"It's an important piece of revenue for the current newspaper industry operation, but a public service is provided," said John Bussian, a N.C. Press Association (NCPA) lawyer.
The House and Senate bills are modeled after a compromise that emerged from the Florida Legislature in 2012. Legal notices would continue to run in a newspaper of general circulation, but they would also need to be published to the paper's website and then to a NCPA website that would carry notices from across the state.
The Senate version of the bill passed its first reading last week and was referred to the body's rules committee. The concurrent House bill, H.B. 572, was filed Wednesday.

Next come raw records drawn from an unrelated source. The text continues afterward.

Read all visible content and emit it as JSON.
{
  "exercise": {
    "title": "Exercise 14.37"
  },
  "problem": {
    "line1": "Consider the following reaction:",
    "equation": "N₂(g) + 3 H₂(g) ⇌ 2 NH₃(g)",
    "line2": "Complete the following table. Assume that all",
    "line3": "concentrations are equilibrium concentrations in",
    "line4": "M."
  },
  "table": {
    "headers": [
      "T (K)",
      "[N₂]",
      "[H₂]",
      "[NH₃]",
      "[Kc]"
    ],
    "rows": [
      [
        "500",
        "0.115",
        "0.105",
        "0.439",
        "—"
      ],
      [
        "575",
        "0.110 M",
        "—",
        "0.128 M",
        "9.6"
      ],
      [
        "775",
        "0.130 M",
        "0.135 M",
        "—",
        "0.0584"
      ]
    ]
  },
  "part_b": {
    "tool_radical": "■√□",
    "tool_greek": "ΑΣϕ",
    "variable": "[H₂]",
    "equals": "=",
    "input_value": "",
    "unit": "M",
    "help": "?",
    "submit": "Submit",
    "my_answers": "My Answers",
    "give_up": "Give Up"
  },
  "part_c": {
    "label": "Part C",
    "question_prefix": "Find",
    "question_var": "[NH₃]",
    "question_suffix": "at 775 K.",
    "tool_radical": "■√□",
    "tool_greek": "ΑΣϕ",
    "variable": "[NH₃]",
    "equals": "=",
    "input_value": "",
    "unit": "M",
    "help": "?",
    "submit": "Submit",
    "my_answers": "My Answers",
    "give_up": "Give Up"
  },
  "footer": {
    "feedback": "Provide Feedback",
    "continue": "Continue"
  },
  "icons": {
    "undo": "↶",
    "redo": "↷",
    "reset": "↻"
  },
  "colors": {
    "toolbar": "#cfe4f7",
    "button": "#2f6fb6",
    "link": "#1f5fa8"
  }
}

"I call it the best of both worlds," one of the bill's primary sponsors, Rep. Stephen Ross, R-Burlington, said Wednesday. He added H.B. 572 allows newspapers to continue to move into the internet era while also preserving their traditional role as the home of public notices.
The bills have been entered into the General Assembly at the same time another bill -- H.B. 432 or S.B. 343 -- is working its way through the legislature. That effort would require governments only to publish legal notices to their websites, with the savings meant to be used in part to fund teacher supplements.
Bussian believes approval of that bill would result in very few governments choosing to continue publishing in newspapers -- likely harming the public's right to know.
"You have the question of should the government be entrusted with getting out their own message? Or is it a bit of the fox guarding the hen house?" Bussian said.
In 2015, Rep. Chris Malone, R-Wake, filed an identical bill to H.B. 572 that nearly unanimously passed the House before failing to gain traction in the Senate. Malone is a sponsor on this year's effort along with Ross and Reps. Ted Davis, R-New Hanover, and Ken Goodman, D-Rockingham.
Mike Distelhorst, the publisher for Gatehouse Media's North Carolina Coastal Group, said the bill is important because it preserves citizens' right to know.
"Providing the public access to legal notices in newspapers is fundamental in serving the public's right to know what government is doing," he said. "At the grass root level, published legal notices allow local residents to be made aware of hearings and meetings that could have major impact on their community."
Distelhorst oversees the Jacksonville Daily News, Kinston Free Press, New Bern Sun Journal and Wilmington StarNews.
Goodman said many residents in his district don't have access to the internet, instead depending on newspapers to follow their community's goings on.
"Newspapers not only are a component of people's right to know," he said, "but in communities like mine, they are very much part of the social fabric."
Reporter Adam Wagner can be reached at 910-343-2389 or Adam.Wagner@StarNewsOnline.com.